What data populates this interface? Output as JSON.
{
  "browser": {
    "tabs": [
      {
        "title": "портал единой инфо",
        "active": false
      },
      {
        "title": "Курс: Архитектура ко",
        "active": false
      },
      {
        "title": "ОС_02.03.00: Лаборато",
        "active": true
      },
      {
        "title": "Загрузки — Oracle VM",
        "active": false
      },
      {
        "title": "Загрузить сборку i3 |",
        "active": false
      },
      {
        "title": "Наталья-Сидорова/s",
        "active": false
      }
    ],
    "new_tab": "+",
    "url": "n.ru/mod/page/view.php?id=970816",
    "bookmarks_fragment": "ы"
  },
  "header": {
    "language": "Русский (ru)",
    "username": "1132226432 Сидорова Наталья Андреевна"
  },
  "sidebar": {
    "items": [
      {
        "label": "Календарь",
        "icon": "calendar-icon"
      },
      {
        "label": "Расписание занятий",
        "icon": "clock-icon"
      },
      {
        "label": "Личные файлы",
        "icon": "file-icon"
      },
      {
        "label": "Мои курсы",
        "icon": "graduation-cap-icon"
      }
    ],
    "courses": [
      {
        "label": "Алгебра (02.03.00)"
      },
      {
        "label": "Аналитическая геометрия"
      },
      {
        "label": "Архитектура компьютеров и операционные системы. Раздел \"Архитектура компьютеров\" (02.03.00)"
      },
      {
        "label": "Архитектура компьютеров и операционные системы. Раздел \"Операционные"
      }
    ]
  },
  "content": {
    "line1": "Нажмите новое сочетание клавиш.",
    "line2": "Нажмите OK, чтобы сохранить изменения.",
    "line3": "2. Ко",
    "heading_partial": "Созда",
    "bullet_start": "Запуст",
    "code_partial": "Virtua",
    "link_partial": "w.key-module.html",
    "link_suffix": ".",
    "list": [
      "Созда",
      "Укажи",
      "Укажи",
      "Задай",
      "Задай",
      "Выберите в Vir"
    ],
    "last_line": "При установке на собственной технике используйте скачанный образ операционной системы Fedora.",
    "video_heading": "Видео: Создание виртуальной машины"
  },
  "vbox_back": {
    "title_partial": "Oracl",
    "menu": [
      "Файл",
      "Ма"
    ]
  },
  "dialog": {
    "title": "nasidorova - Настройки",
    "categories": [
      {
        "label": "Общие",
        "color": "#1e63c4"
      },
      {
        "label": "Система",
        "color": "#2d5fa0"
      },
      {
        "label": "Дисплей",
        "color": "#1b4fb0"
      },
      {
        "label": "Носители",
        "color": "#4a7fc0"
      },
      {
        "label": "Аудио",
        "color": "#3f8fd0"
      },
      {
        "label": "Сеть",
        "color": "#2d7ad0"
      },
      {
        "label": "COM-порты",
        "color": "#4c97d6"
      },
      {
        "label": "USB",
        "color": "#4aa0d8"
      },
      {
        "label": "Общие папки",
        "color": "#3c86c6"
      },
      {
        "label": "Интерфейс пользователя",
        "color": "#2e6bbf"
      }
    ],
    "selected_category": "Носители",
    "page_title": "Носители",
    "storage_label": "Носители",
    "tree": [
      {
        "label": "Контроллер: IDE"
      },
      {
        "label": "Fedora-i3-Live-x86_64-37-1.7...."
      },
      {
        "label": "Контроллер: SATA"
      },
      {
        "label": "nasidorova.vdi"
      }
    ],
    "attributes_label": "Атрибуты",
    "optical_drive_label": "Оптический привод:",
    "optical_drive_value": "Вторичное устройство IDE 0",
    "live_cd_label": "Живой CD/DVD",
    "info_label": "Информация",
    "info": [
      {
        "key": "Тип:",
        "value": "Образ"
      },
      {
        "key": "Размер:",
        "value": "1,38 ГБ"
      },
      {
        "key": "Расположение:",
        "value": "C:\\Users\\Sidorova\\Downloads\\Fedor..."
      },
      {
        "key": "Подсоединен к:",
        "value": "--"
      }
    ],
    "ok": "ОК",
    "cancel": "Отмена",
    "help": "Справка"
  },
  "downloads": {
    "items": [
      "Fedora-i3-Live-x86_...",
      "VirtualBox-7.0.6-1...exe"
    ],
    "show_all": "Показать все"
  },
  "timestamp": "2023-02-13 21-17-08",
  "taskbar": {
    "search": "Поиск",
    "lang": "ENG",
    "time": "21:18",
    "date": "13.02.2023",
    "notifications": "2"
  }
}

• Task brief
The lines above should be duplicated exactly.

• Result of this exercise
What data populates this interface? Output as JSON.
{
  "browser": {
    "tabs": [
      {
        "title": "портал единой инфо",
        "active": false
      },
      {
        "title": "Курс: Архитектура ко",
        "active": false
      },
      {
        "title": "ОС_02.03.00: Лаборато",
        "active": true
      },
      {
        "title": "Загрузки — Oracle VM",
        "active": false
      },
      {
        "title": "Загрузить сборку i3 |",
        "active": false
      },
      {
        "title": "Наталья-Сидорова/s",
        "active": false
      }
    ],
    "new_tab": "+",
    "url": "n.ru/mod/page/view.php?id=970816",
    "bookmarks_fragment": "ы"
  },
  "header": {
    "language": "Русский (ru)",
    "username": "1132226432 Сидорова Наталья Андреевна"
  },
  "sidebar": {
    "items": [
      {
        "label": "Календарь",
        "icon": "calendar-icon"
      },
      {
        "label": "Расписание занятий",
        "icon": "clock-icon"
      },
      {
        "label": "Личные файлы",
        "icon": "file-icon"
      },
      {
        "label": "Мои курсы",
        "icon": "graduation-cap-icon"
      }
    ],
    "courses": [
      {
        "label": "Алгебра (02.03.00)"
      },
      {
        "label": "Аналитическая геометрия"
      },
      {
        "label": "Архитектура компьютеров и операционные системы. Раздел \"Архитектура компьютеров\" (02.03.00)"
      },
      {
        "label": "Архитектура компьютеров и операционные системы. Раздел \"Операционные"
      }
    ]
  },
  "content": {
    "line1": "Нажмите новое сочетание клавиш.",
    "line2": "Нажмите OK, чтобы сохранить изменения.",
    "line3": "2. Ко",
    "heading_partial": "Созда",
    "bullet_start": "Запуст",
    "code_partial": "Virtua",
    "link_partial": "w.key-module.html",
    "link_suffix": ".",
    "list": [
      "Созда",
      "Укажи",
      "Укажи",
      "Задай",
      "Задай",
      "Выберите в Vir"
    ],
    "last_line": "При установке на собственной технике используйте скачанный образ операционной системы Fedora.",
    "video_heading": "Видео: Создание виртуальной машины"
  },
  "vbox_back": {
    "title_partial": "Oracl",
    "menu": [
      "Файл",
      "Ма"
    ]
  },
  "dialog": {
    "title": "nasidorova - Настройки",
    "categories": [
      {
        "label": "Общие",
        "color": "#1e63c4"
      },
      {
        "label": "Система",
        "color": "#2d5fa0"
      },
      {
        "label": "Дисплей",
        "color": "#1b4fb0"
      },
      {
        "label": "Носители",
        "color": "#4a7fc0"
      },
      {
        "label": "Аудио",
        "color": "#3f8fd0"
      },
      {
        "label": "Сеть",
        "color": "#2d7ad0"
      },
      {
        "label": "COM-порты",
        "color": "#4c97d6"
      },
      {
        "label": "USB",
        "color": "#4aa0d8"
      },
      {
        "label": "Общие папки",
        "color": "#3c86c6"
      },
      {
        "label": "Интерфейс пользователя",
        "color": "#2e6bbf"
      }
    ],
    "selected_category": "Носители",
    "page_title": "Носители",
    "storage_label": "Носители",
    "tree": [
      {
        "label": "Контроллер: IDE"
      },
      {
        "label": "Fedora-i3-Live-x86_64-37-1.7...."
      },
      {
        "label": "Контроллер: SATA"
      },
      {
        "label": "nasidorova.vdi"
      }
    ],
    "attributes_label": "Атрибуты",
    "optical_drive_label": "Оптический привод:",
    "optical_drive_value": "Вторичное устройство IDE 0",
    "live_cd_label": "Живой CD/DVD",
    "info_label": "Информация",
    "info": [
      {
        "key": "Тип:",
        "value": "Образ"
      },
      {
        "key": "Размер:",
        "value": "1,38 ГБ"
      },
      {
        "key": "Расположение:",
        "value": "C:\\Users\\Sidorova\\Downloads\\Fedor..."
      },
      {
        "key": "Подсоединен к:",
        "value": "--"
      }
    ],
    "ok": "ОК",
    "cancel": "Отмена",
    "help": "Справка"
  },
  "downloads": {
    "items": [
      "Fedora-i3-Live-x86_...",
      "VirtualBox-7.0.6-1...exe"
    ],
    "show_all": "Показать все"
  },
  "timestamp": "2023-02-13 21-17-08",
  "taskbar": {
    "search": "Поиск",
    "lang": "ENG",
    "time": "21:18",
    "date": "13.02.2023",
    "notifications": "2"
  }
}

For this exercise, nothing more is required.